Top of Data extracts

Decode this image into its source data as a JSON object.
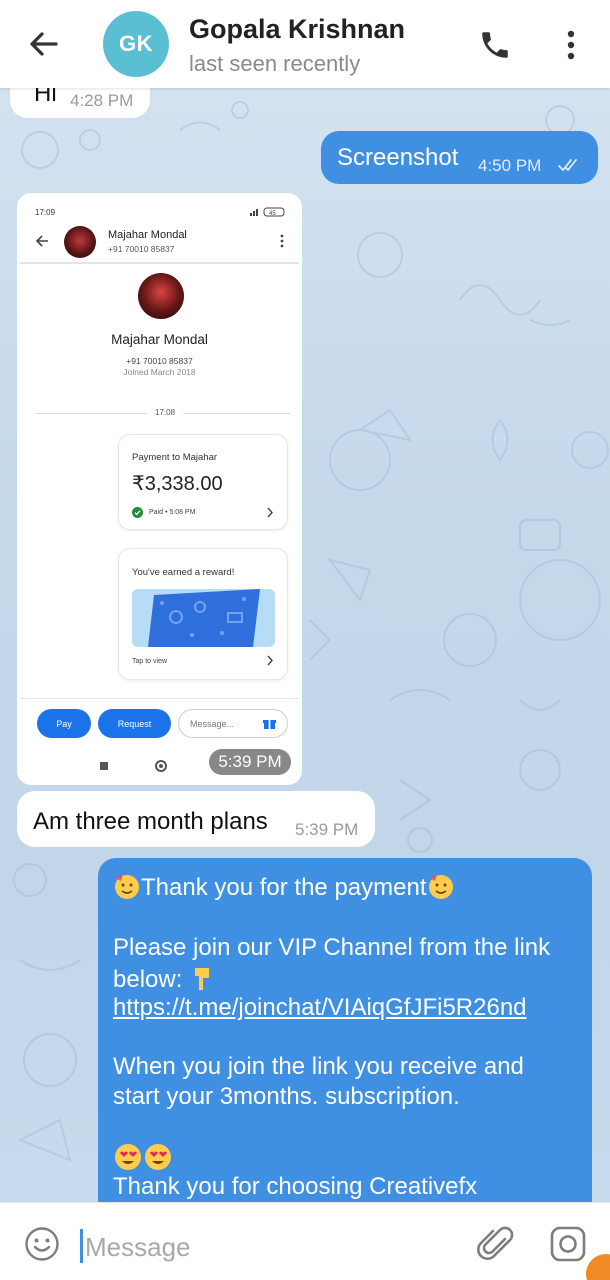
{
  "header": {
    "avatar_initials": "GK",
    "avatar_color": "#5bbfd4",
    "contact_name": "Gopala Krishnan",
    "status": "last seen recently",
    "icons": [
      "back-arrow-icon",
      "phone-icon",
      "more-vert-icon"
    ]
  },
  "messages": {
    "m1": {
      "text": "Hi",
      "time": "4:28 PM"
    },
    "m2": {
      "text": "Screenshot",
      "time": "4:50 PM",
      "status_icon": "double-check-icon"
    },
    "m3": {
      "time": "5:39 PM",
      "screenshot": {
        "status_time": "17:09",
        "status_battery": "45",
        "contact_name": "Majahar Mondal",
        "contact_phone": "+91 70010 85837",
        "joined": "Joined March 2018",
        "timeline_time": "17:08",
        "payment_title": "Payment to Majahar",
        "payment_amount": "₹3,338.00",
        "payment_status": "Paid • 5:08 PM",
        "reward_title": "You've earned a reward!",
        "reward_action": "Tap to view",
        "pay_label": "Pay",
        "request_label": "Request",
        "message_placeholder": "Message..."
      }
    },
    "m4": {
      "text": "Am three month plans",
      "time": "5:39 PM"
    },
    "m5": {
      "line1": "Thank you for the payment",
      "line2": "Please join our VIP Channel from the link",
      "line3": "below: ",
      "link": "https://t.me/joinchat/VIAiqGfJFi5R26nd",
      "line5": "When you join the link you receive and",
      "line6": "start your 3months. subscription.",
      "line8": "Thank you for choosing Creativefx"
    }
  },
  "input": {
    "placeholder": "Message"
  },
  "colors": {
    "outgoing_bubble": "#3f8fe3",
    "incoming_bubble": "#ffffff",
    "chat_background": "#c7d9ec",
    "accent": "#f08a24"
  }
}
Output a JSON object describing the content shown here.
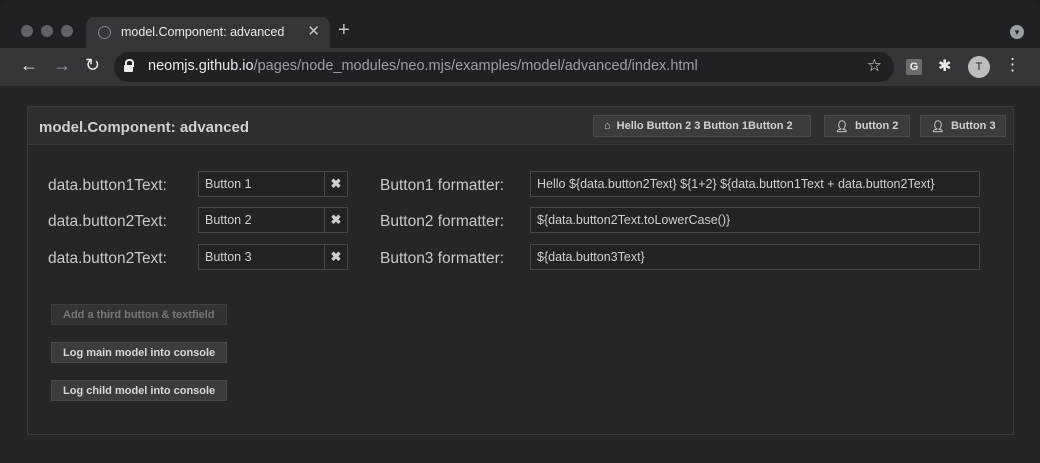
{
  "browser": {
    "tab_title": "model.Component: advanced",
    "tab_close": "✕",
    "new_tab": "+",
    "url_host": "neomjs.github.io",
    "url_path": "/pages/node_modules/neo.mjs/examples/model/advanced/index.html",
    "extension_letter": "G",
    "profile_initial": "T"
  },
  "panel": {
    "title": "model.Component: advanced",
    "header_buttons": [
      {
        "icon": "home-icon",
        "label": "Hello Button 2 3 Button 1Button 2"
      },
      {
        "icon": "user-icon",
        "label": "button 2"
      },
      {
        "icon": "user-icon",
        "label": "Button 3"
      }
    ]
  },
  "form": {
    "rows": [
      {
        "label": "data.button1Text:",
        "value": "Button 1",
        "formatter_label": "Button1 formatter:",
        "formatter_value": "Hello ${data.button2Text} ${1+2} ${data.button1Text + data.button2Text}"
      },
      {
        "label": "data.button2Text:",
        "value": "Button 2",
        "formatter_label": "Button2 formatter:",
        "formatter_value": "${data.button2Text.toLowerCase()}"
      },
      {
        "label": "data.button2Text:",
        "value": "Button 3",
        "formatter_label": "Button3 formatter:",
        "formatter_value": "${data.button3Text}"
      }
    ],
    "clear_glyph": "✖"
  },
  "actions": [
    {
      "label": "Add a third button & textfield",
      "disabled": true
    },
    {
      "label": "Log main model into console",
      "disabled": false
    },
    {
      "label": "Log child model into console",
      "disabled": false
    }
  ]
}
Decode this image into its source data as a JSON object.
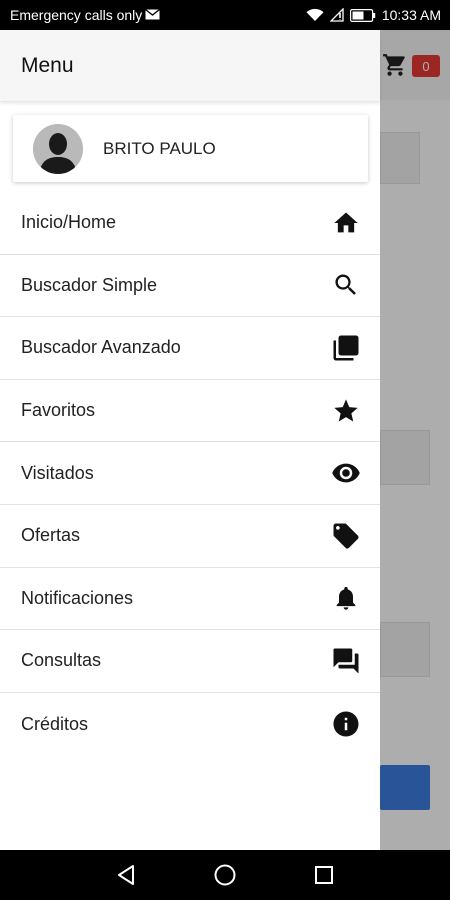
{
  "status_bar": {
    "carrier_text": "Emergency calls only",
    "time": "10:33 AM"
  },
  "app": {
    "cart_badge": "0"
  },
  "drawer": {
    "title": "Menu",
    "user_name": "BRITO PAULO",
    "items": [
      {
        "label": "Inicio/Home",
        "icon": "home-icon"
      },
      {
        "label": "Buscador Simple",
        "icon": "search-icon"
      },
      {
        "label": "Buscador Avanzado",
        "icon": "library-icon"
      },
      {
        "label": "Favoritos",
        "icon": "star-icon"
      },
      {
        "label": "Visitados",
        "icon": "eye-icon"
      },
      {
        "label": "Ofertas",
        "icon": "tags-icon"
      },
      {
        "label": "Notificaciones",
        "icon": "bell-icon"
      },
      {
        "label": "Consultas",
        "icon": "chat-icon"
      },
      {
        "label": "Créditos",
        "icon": "info-icon"
      }
    ]
  },
  "colors": {
    "badge": "#e53935",
    "accent_button": "#3f7de0"
  }
}
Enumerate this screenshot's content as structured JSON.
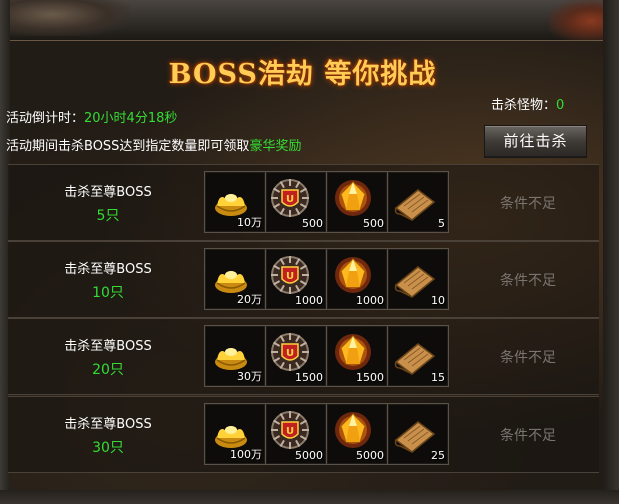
{
  "title": "BOSS浩劫 等你挑战",
  "countdown": {
    "label": "活动倒计时：",
    "value": "20小时4分18秒"
  },
  "kills": {
    "label": "击杀怪物：",
    "value": "0"
  },
  "desc": {
    "text": "活动期间击杀BOSS达到指定数量即可领取",
    "highlight": "豪华奖励"
  },
  "go_button": "前往击杀",
  "rows": [
    {
      "title": "击杀至尊BOSS",
      "count": "5只",
      "items": [
        "10万",
        "500",
        "500",
        "5"
      ],
      "status": "条件不足"
    },
    {
      "title": "击杀至尊BOSS",
      "count": "10只",
      "items": [
        "20万",
        "1000",
        "1000",
        "10"
      ],
      "status": "条件不足"
    },
    {
      "title": "击杀至尊BOSS",
      "count": "20只",
      "items": [
        "30万",
        "1500",
        "1500",
        "15"
      ],
      "status": "条件不足"
    },
    {
      "title": "击杀至尊BOSS",
      "count": "30只",
      "items": [
        "100万",
        "5000",
        "5000",
        "25"
      ],
      "status": "条件不足"
    }
  ],
  "item_icons": [
    "gold-ingot-icon",
    "shield-emblem-icon",
    "gem-crystal-icon",
    "scroll-icon"
  ]
}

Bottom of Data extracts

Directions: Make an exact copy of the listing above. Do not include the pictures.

Worked solution:
Decode this image into its source data as a JSON object.
{
  "header": {
    "avatar_initials": "GK",
    "avatar_color": "#5bbfd4",
    "contact_name": "Gopala Krishnan",
    "status": "last seen recently",
    "icons": [
      "back-arrow-icon",
      "phone-icon",
      "more-vert-icon"
    ]
  },
  "messages": {
    "m1": {
      "text": "Hi",
      "time": "4:28 PM"
    },
    "m2": {
      "text": "Screenshot",
      "time": "4:50 PM",
      "status_icon": "double-check-icon"
    },
    "m3": {
      "time": "5:39 PM",
      "screenshot": {
        "status_time": "17:09",
        "status_battery": "45",
        "contact_name": "Majahar Mondal",
        "contact_phone": "+91 70010 85837",
        "joined": "Joined March 2018",
        "timeline_time": "17:08",
        "payment_title": "Payment to Majahar",
        "payment_amount": "₹3,338.00",
        "payment_status": "Paid • 5:08 PM",
        "reward_title": "You've earned a reward!",
        "reward_action": "Tap to view",
        "pay_label": "Pay",
        "request_label": "Request",
        "message_placeholder": "Message..."
      }
    },
    "m4": {
      "text": "Am three month plans",
      "time": "5:39 PM"
    },
    "m5": {
      "line1": "Thank you for the payment",
      "line2": "Please join our VIP Channel from the link",
      "line3": "below: ",
      "link": "https://t.me/joinchat/VIAiqGfJFi5R26nd",
      "line5": "When you join the link you receive and",
      "line6": "start your 3months. subscription.",
      "line8": "Thank you for choosing Creativefx"
    }
  },
  "input": {
    "placeholder": "Message"
  },
  "colors": {
    "outgoing_bubble": "#3f8fe3",
    "incoming_bubble": "#ffffff",
    "chat_background": "#c7d9ec",
    "accent": "#f08a24"
  }
}
Output a JSON object describing the content shown here.
{
  "browser": {
    "tab_title": "model.Component: advanced",
    "tab_close": "✕",
    "new_tab": "+",
    "url_host": "neomjs.github.io",
    "url_path": "/pages/node_modules/neo.mjs/examples/model/advanced/index.html",
    "extension_letter": "G",
    "profile_initial": "T"
  },
  "panel": {
    "title": "model.Component: advanced",
    "header_buttons": [
      {
        "icon": "home-icon",
        "label": "Hello Button 2 3 Button 1Button 2"
      },
      {
        "icon": "user-icon",
        "label": "button 2"
      },
      {
        "icon": "user-icon",
        "label": "Button 3"
      }
    ]
  },
  "form": {
    "rows": [
      {
        "label": "data.button1Text:",
        "value": "Button 1",
        "formatter_label": "Button1 formatter:",
        "formatter_value": "Hello ${data.button2Text} ${1+2} ${data.button1Text + data.button2Text}"
      },
      {
        "label": "data.button2Text:",
        "value": "Button 2",
        "formatter_label": "Button2 formatter:",
        "formatter_value": "${data.button2Text.toLowerCase()}"
      },
      {
        "label": "data.button2Text:",
        "value": "Button 3",
        "formatter_label": "Button3 formatter:",
        "formatter_value": "${data.button3Text}"
      }
    ],
    "clear_glyph": "✖"
  },
  "actions": [
    {
      "label": "Add a third button & textfield",
      "disabled": true
    },
    {
      "label": "Log main model into console",
      "disabled": false
    },
    {
      "label": "Log child model into console",
      "disabled": false
    }
  ]
}
Decode this image into its source data as a JSON object.
{
  "status_bar": {
    "carrier_text": "Emergency calls only",
    "time": "10:33 AM"
  },
  "app": {
    "cart_badge": "0"
  },
  "drawer": {
    "title": "Menu",
    "user_name": "BRITO PAULO",
    "items": [
      {
        "label": "Inicio/Home",
        "icon": "home-icon"
      },
      {
        "label": "Buscador Simple",
        "icon": "search-icon"
      },
      {
        "label": "Buscador Avanzado",
        "icon": "library-icon"
      },
      {
        "label": "Favoritos",
        "icon": "star-icon"
      },
      {
        "label": "Visitados",
        "icon": "eye-icon"
      },
      {
        "label": "Ofertas",
        "icon": "tags-icon"
      },
      {
        "label": "Notificaciones",
        "icon": "bell-icon"
      },
      {
        "label": "Consultas",
        "icon": "chat-icon"
      },
      {
        "label": "Créditos",
        "icon": "info-icon"
      }
    ]
  },
  "colors": {
    "badge": "#e53935",
    "accent_button": "#3f7de0"
  }
}
Enumerate this screenshot's content as structured JSON.
{
  "title": "BOSS浩劫 等你挑战",
  "countdown": {
    "label": "活动倒计时：",
    "value": "20小时4分18秒"
  },
  "kills": {
    "label": "击杀怪物：",
    "value": "0"
  },
  "desc": {
    "text": "活动期间击杀BOSS达到指定数量即可领取",
    "highlight": "豪华奖励"
  },
  "go_button": "前往击杀",
  "rows": [
    {
      "title": "击杀至尊BOSS",
      "count": "5只",
      "items": [
        "10万",
        "500",
        "500",
        "5"
      ],
      "status": "条件不足"
    },
    {
      "title": "击杀至尊BOSS",
      "count": "10只",
      "items": [
        "20万",
        "1000",
        "1000",
        "10"
      ],
      "status": "条件不足"
    },
    {
      "title": "击杀至尊BOSS",
      "count": "20只",
      "items": [
        "30万",
        "1500",
        "1500",
        "15"
      ],
      "status": "条件不足"
    },
    {
      "title": "击杀至尊BOSS",
      "count": "30只",
      "items": [
        "100万",
        "5000",
        "5000",
        "25"
      ],
      "status": "条件不足"
    }
  ],
  "item_icons": [
    "gold-ingot-icon",
    "shield-emblem-icon",
    "gem-crystal-icon",
    "scroll-icon"
  ]
}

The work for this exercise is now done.